Sherlock Holmes: The Case of the Missing Martian

Sherlock Holmes stories are hard to write. Getting that blend of mystery, adventure, and deduction right, particularly in another period, is tricky. Even more particularly when it comes to comics, since comfortable scenes of friendly interactions between Holmes and Dr. John Watson, or incidents deducing a new client, are conversational, not visual. I suspect that’s why so many Sherlock Holmes comics, especially those set in the Victorian period, tend to be mashups. Holmes vs. Dracula, or Mr. Hyde, or Lovecraftian […]

Read more

Heart Takes the Stage: A Heart of the City Collection

The comic strip Heart of the City, created by Mark Tatulli, debuted in 1998. In 2020, the strip was passed to Steenz, and the little girl named Heart went to middle school. This volume, Heart Takes the Stage, is the first collection of Steenz’s strips. I was curious to read the collection because I’d never heard of the comic (as I stopped reading the newspaper several years ago), and I liked Steenz’s work on Archival Quality. Plus, the idea of […]

Read more

Asylum
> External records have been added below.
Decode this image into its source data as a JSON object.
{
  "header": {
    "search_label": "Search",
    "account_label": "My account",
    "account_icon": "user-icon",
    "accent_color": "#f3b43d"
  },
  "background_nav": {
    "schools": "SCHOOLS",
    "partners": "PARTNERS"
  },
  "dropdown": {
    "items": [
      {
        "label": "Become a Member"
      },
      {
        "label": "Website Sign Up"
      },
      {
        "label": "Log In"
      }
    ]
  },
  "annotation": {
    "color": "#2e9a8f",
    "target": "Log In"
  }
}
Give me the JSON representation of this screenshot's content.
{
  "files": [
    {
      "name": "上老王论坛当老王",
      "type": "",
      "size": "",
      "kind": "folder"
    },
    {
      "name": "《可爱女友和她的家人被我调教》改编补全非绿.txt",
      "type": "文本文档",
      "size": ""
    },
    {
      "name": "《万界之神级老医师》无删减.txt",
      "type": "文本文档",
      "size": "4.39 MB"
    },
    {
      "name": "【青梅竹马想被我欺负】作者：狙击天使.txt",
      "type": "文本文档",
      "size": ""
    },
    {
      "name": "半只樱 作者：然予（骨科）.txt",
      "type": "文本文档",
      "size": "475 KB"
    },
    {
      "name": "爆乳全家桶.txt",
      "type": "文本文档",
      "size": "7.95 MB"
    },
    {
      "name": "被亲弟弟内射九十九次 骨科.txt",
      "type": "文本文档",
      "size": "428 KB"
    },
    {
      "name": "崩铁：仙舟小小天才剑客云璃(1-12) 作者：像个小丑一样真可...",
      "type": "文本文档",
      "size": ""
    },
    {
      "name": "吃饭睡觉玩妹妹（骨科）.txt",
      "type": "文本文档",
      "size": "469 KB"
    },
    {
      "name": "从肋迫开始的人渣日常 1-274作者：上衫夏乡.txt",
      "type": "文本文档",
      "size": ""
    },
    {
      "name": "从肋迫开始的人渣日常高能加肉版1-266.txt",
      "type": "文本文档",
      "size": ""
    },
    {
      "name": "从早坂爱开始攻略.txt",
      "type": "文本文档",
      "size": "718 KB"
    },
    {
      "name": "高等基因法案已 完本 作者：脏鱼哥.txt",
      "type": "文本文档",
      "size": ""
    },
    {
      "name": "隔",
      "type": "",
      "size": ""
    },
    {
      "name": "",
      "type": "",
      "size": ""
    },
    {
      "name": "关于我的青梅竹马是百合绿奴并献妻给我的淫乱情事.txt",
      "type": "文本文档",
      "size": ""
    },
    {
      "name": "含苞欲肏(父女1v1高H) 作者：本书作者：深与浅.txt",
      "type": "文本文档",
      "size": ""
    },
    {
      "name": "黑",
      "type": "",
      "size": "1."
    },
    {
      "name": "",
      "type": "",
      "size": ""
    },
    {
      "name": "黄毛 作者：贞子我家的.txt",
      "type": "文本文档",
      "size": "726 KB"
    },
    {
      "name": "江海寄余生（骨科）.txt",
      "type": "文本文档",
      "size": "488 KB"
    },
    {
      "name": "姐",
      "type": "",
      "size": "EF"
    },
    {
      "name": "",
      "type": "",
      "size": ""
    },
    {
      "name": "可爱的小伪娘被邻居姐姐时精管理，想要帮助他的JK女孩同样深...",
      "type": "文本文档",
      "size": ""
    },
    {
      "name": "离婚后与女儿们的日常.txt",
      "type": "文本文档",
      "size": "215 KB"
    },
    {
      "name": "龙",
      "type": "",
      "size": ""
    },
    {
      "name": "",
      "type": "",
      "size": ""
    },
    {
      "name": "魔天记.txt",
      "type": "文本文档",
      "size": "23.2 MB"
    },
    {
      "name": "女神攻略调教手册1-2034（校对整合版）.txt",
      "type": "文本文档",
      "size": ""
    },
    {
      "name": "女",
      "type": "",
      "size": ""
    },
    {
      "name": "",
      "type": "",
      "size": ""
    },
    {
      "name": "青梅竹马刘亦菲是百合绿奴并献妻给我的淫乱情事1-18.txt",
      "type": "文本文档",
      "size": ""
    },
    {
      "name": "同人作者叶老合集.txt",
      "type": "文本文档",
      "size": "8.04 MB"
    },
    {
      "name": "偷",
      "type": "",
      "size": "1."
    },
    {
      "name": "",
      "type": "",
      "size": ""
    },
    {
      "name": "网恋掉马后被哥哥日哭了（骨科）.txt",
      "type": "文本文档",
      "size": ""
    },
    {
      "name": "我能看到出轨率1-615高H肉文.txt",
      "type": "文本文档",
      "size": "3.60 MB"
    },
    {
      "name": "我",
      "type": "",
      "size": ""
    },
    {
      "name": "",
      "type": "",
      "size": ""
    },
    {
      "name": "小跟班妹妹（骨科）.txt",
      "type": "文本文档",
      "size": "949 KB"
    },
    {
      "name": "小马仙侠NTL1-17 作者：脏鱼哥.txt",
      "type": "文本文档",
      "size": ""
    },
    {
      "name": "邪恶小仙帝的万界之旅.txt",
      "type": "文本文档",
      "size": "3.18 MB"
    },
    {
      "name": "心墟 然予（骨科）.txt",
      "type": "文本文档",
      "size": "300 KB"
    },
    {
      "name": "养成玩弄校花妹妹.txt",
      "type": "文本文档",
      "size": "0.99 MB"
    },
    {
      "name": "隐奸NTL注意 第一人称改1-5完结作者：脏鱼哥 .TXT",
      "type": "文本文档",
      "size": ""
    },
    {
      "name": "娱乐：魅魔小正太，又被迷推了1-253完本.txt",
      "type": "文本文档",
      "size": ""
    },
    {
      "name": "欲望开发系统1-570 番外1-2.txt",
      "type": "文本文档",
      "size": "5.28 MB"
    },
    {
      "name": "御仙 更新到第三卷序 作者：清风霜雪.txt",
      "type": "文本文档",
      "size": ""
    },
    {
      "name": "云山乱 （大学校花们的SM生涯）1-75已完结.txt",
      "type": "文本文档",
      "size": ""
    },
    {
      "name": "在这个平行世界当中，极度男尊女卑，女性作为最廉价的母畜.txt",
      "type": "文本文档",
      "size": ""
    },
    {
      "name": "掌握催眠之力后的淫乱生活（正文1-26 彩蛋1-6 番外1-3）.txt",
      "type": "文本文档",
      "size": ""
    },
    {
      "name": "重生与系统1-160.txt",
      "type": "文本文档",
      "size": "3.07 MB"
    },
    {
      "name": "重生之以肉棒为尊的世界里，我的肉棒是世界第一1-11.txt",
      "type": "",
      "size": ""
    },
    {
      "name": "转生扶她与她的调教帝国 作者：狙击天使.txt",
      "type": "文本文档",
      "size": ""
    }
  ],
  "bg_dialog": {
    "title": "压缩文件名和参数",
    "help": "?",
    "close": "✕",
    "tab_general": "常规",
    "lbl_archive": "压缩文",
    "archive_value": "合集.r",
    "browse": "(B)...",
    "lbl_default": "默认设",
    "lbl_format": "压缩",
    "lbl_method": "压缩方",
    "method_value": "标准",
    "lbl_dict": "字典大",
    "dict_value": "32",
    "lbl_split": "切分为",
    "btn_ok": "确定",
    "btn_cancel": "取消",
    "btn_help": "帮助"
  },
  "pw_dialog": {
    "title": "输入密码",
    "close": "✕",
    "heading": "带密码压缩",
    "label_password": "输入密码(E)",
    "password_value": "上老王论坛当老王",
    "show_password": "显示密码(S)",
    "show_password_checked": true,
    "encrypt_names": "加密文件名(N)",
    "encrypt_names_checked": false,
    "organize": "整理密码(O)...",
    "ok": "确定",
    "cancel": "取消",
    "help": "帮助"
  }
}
You know what we don’t have enough stories about? Good friends. That’s why I loved Asylum, that, and the nerd culture setting. The graphic novel is written by Greg Means, illustrated by Kazimir Lee, and published by Tugboat Press. Allen and Zekia are best friends. (Before you start thinking When Harry Met Sally, it’s not like that. He’s straight and she’s gay.) She’s a nationally ranked player of Asylum, a competitive card game, and he helps with the demos on […]

Read more
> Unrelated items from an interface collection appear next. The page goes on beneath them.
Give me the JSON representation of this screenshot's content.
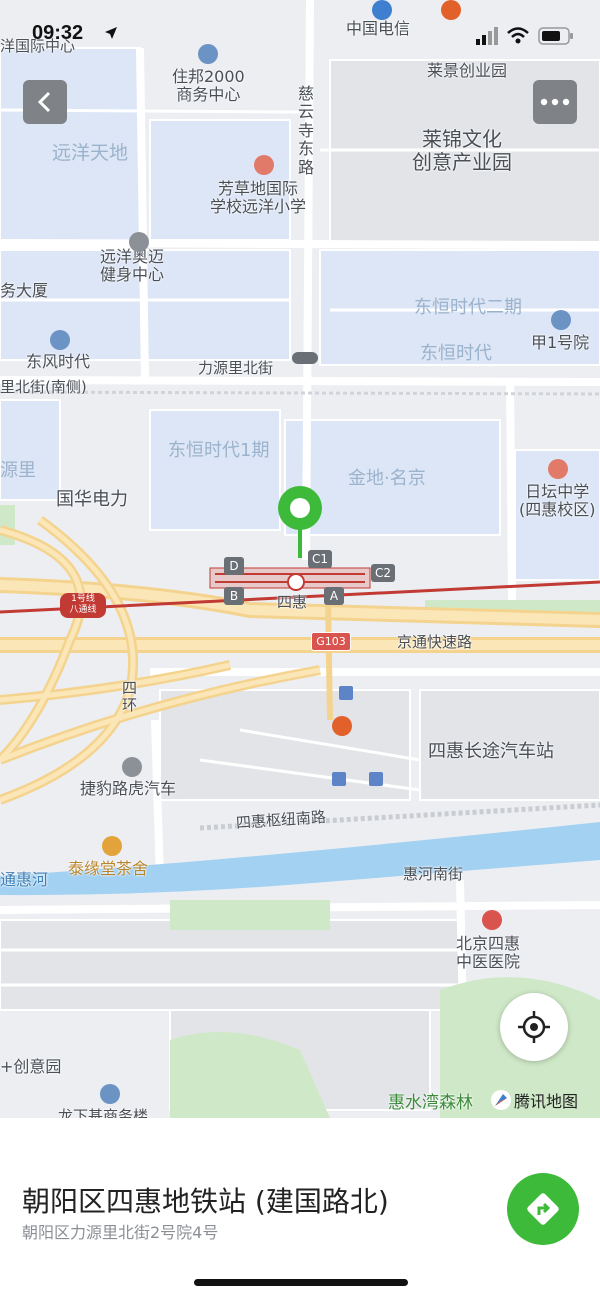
{
  "status_bar": {
    "time": "09:32"
  },
  "map": {
    "places": [
      {
        "id": "p01",
        "text": "住邦2000\n商务中心"
      },
      {
        "id": "p02",
        "text": "中国电信"
      },
      {
        "id": "p03",
        "text": "莱景创业园"
      },
      {
        "id": "p04",
        "text": "远洋天地"
      },
      {
        "id": "p05",
        "text": "慈\n云\n寺\n东\n路"
      },
      {
        "id": "p06",
        "text": "莱锦文化\n创意产业园"
      },
      {
        "id": "p07",
        "text": "芳草地国际\n学校远洋小学"
      },
      {
        "id": "p08",
        "text": "远洋奥迈\n健身中心"
      },
      {
        "id": "p09",
        "text": "务大厦"
      },
      {
        "id": "p10",
        "text": "东恒时代二期"
      },
      {
        "id": "p11",
        "text": "东风时代"
      },
      {
        "id": "p12",
        "text": "东恒时代"
      },
      {
        "id": "p13",
        "text": "甲1号院"
      },
      {
        "id": "p14",
        "text": "力源里北街"
      },
      {
        "id": "p15",
        "text": "里北街(南侧)"
      },
      {
        "id": "p16",
        "text": "东恒时代1期"
      },
      {
        "id": "p17",
        "text": "源里"
      },
      {
        "id": "p18",
        "text": "金地·名京"
      },
      {
        "id": "p19",
        "text": "日坛中学\n(四惠校区)"
      },
      {
        "id": "p20",
        "text": "国华电力"
      },
      {
        "id": "p21",
        "text": "四惠"
      },
      {
        "id": "p22",
        "text": "京通快速路"
      },
      {
        "id": "p23",
        "text": "四\n环"
      },
      {
        "id": "p24",
        "text": "四惠长途汽车站"
      },
      {
        "id": "p25",
        "text": "捷豹路虎汽车"
      },
      {
        "id": "p26",
        "text": "四惠枢纽南路"
      },
      {
        "id": "p27",
        "text": "泰缘堂茶舍"
      },
      {
        "id": "p28",
        "text": "通惠河"
      },
      {
        "id": "p29",
        "text": "惠河南街"
      },
      {
        "id": "p30",
        "text": "北京四惠\n中医医院"
      },
      {
        "id": "p31",
        "text": "+创意园"
      },
      {
        "id": "p32",
        "text": "惠水湾森林"
      },
      {
        "id": "p33",
        "text": "龙下基商务楼"
      },
      {
        "id": "p34",
        "text": "洋国际中心"
      }
    ],
    "line_badge": "1号线\n八通线",
    "highway_badge": "G103",
    "exits": [
      "D",
      "C1",
      "C2",
      "B",
      "A"
    ],
    "logo_text": "腾讯地图"
  },
  "place": {
    "title": "朝阳区四惠地铁站 (建国路北)",
    "address": "朝阳区力源里北街2号院4号"
  },
  "colors": {
    "accent": "#3dba3a",
    "subway": "#c23a34",
    "river": "#a3d1f2",
    "block": "#dde6f6",
    "expressway": "#f7dca0"
  }
}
DC Super Hero Girls: At Metropolis High

As noted at the end of my DC Super Hero Girls: Spaced Out review, DC Super Hero Girls: At Metropolis High is the first of a new run of the series that changes the concept, characters, and look to match the TV cartoon. It’s written by Amy Wolfram and illustrated by Yancey Labat. One of the key differences in this second phase of DC Super Hero Girls is that it’s much more conventional in its approach. Half the characters — […]
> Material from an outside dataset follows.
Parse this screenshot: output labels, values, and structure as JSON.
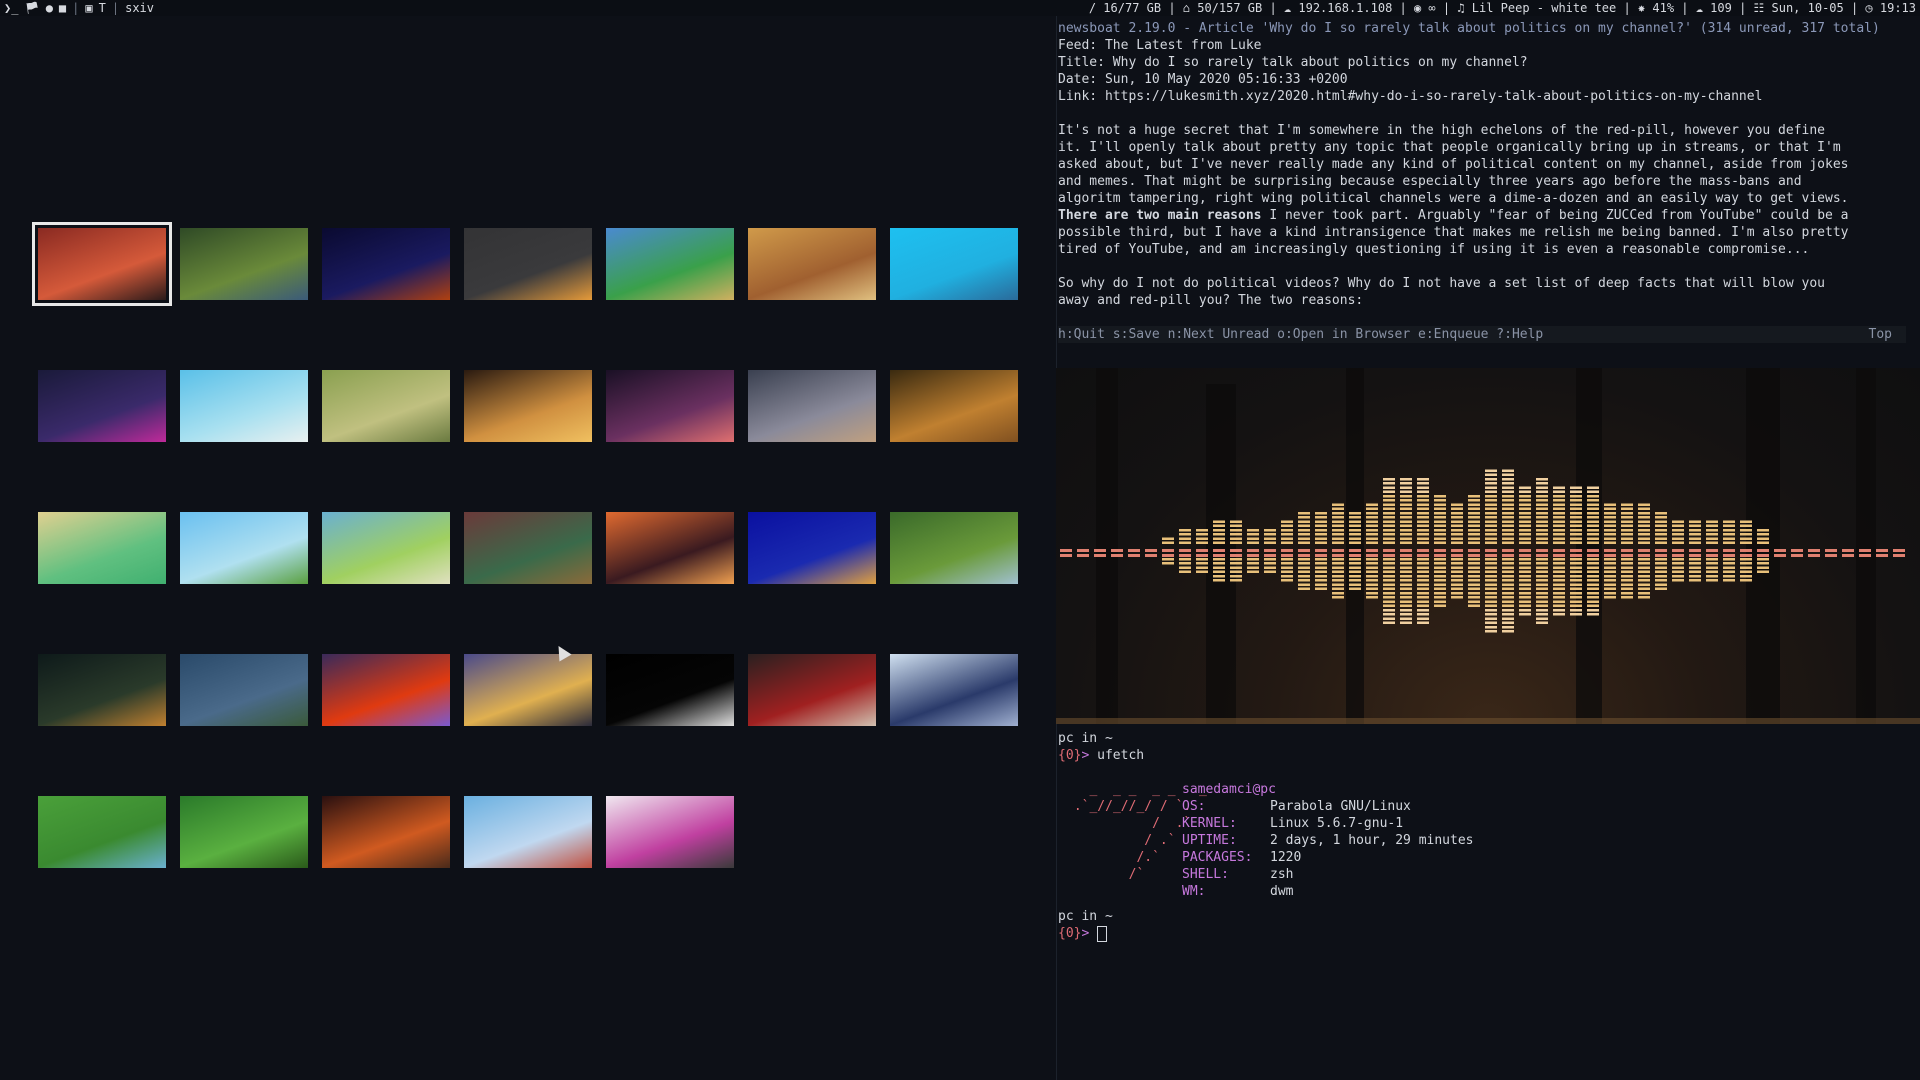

Read more

DC Super Hero Girls: Spaced Out

After a set of great stories in this franchise, DC Super Hero Girls: Spaced Out concludes writer Shea Fontana’s run with the characters. There are three major plot lines in this volume, all of which involve classic superhero premises and concepts. A group of Kryptonians have returned, and they kidnap Supergirl without her realizing it, as she’s thrilled to meet others like her. Their goal is to get a secret key to a magic device (in the sense of “advanced […]

Read more

Doughnuts and Doom (With Preview)

Doughnuts and Doom is one of those modern fantasies for which I’m still looking for a good genre name. You know the kind… Young people work in a coffee shop — but they’re werewolves! Or they work at a call center — but they’re also on a fantasy quest! Or they’re looking to find a purpose in life now that they’re out of school — but they’re also witches! Or they throw a college party — but they’re fairies! It’s […]

Read more

The Dire Days of Willowweep Manor

Haley loves gothic romance. She only wants to read stories such as Wuthering Heights and Jane Eyre. In The Dire Days of Willowweep Manor, after she rescues a man from the river on a dark and rainy night, she finds herself in the storybook setting she’s always dreamed of. This graphic novel is written by Shaenon K. Garrity and illustrated by Christopher Baldwin. (I don’t personally care for those types of stories at all, but I could identify with Haley’s […]

Read more

All My Friends

All My Friends concludes Hope Larson’s Eagle Rock trilogy that began in All Summer Long and continued in All Together Now. Bina has formed a band with two new friends, and they’re about to play a show as an opening act. It leads to a big break, but the question of how to handle “being discovered” sensibly is a difficult one for a 14-year-old and her parents. Also, she and former best friend Austin are still figuring things out. As […]

Read more
1 2 3 4 160